Cigarette butts and keg cups on the streets of Isla Vista will soon be trapped in a storm drain rather than washed into the ocean.

Representatives from the Santa Barbara County Public Works Dept., Assemblywoman Hannah-Beth Jackson’s office, Project Clean Water and the Shoreline Preservation Fund met at the corner of Del Playa Drive and Camino Pescadero on Wednesday afternoon to announce the start of construction next week on the second of four Continuous Deflective Separation (CDS) units along DP. The drain will be located at the corner of DP and Camino Pescadero and should be installed within three to four weeks.

CDS units are specially designed to collect even the smallest pieces of trash. They consist of concrete cylinders with two chambers separated by a steel screen filter. Runoff water passes through the screen, leaving trash behind, before it is directed to the ocean. There is already one CDS unit at the corner of El Embarcadero and DP, and two more will be installed at the corner of DP and Camino del Sur and where DP meets the Escondido path.

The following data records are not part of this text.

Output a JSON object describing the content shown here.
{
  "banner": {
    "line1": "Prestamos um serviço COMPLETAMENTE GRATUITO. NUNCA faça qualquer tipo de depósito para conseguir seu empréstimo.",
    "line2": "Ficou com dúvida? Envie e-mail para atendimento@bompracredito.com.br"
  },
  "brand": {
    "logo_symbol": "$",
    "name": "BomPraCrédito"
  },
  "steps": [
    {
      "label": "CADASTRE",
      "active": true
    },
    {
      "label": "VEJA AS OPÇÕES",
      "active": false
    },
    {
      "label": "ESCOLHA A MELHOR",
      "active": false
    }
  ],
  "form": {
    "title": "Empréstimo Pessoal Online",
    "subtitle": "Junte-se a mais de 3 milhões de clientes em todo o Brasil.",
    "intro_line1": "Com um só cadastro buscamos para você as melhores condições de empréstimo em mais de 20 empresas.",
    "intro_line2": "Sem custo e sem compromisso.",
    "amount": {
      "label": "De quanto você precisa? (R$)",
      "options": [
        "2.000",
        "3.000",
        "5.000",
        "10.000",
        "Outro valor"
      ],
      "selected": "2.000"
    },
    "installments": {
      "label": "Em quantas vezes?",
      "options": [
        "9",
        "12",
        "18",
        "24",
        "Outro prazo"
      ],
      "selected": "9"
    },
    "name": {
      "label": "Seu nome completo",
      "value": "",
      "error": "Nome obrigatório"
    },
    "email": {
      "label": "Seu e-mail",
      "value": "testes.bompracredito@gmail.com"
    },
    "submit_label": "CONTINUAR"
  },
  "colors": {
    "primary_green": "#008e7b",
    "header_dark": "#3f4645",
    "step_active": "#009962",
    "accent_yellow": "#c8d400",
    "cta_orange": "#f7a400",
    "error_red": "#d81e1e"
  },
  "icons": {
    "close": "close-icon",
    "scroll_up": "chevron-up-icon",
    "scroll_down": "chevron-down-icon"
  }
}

“This unit is ideal for Isla Vista because it doesn’t clog. Even if we never maintained it, the water would just bypass the drain,” public works civil engineer Cathleen Garnand said. “Optimistically we’re going to clean it out two to three times per year.”

The Public Works Dept. emptied 1.2 tons of trash from the CDS unit at DP and El Embarcadero 10 months after it was installed in January 2003. Scott Bull of Shoreline Preservation Fund said the amount of trash collected from the drain is evidence of its effectiveness.

“Without the filter, all the trash in the street would usually end up on the beaches,” Bull said.

The CDS unit and accompanying construction costs approximately $100,000 per unit. The majority of this cost is covered by a $2.1 million grant from the California Coastal Conservancy, secured by Jackson in 2000. From that grant, $1.8 million has already been spent on eight CDS units in other areas of the county and other equipment. The Shoreline Preservation Fund, a student-run organization established to fund the improvement of the campus coastline, contributed $80,000 to the I.V. CDS project. The fund receives $3 per student per quarter through a lock-in fee.

“This is the biggest project Shoreline Preservation has ever funded,” Bull said. “We felt it was a real important project for this campus because of the benefit for students.”

Michael Hackett, Jackson’s representative, said he was impressed by the amount of funding for the project generated from students.

“We’re particularly appreciative with Shoreline Preservation Fund and the students’ contribution – it shows a lot of commitment and understanding,” Hackett said. “The project is in the students’ interest and it’s in I.V.’s interest. This is such a heavily populated area that we really don’t want trash to get down to the beach.”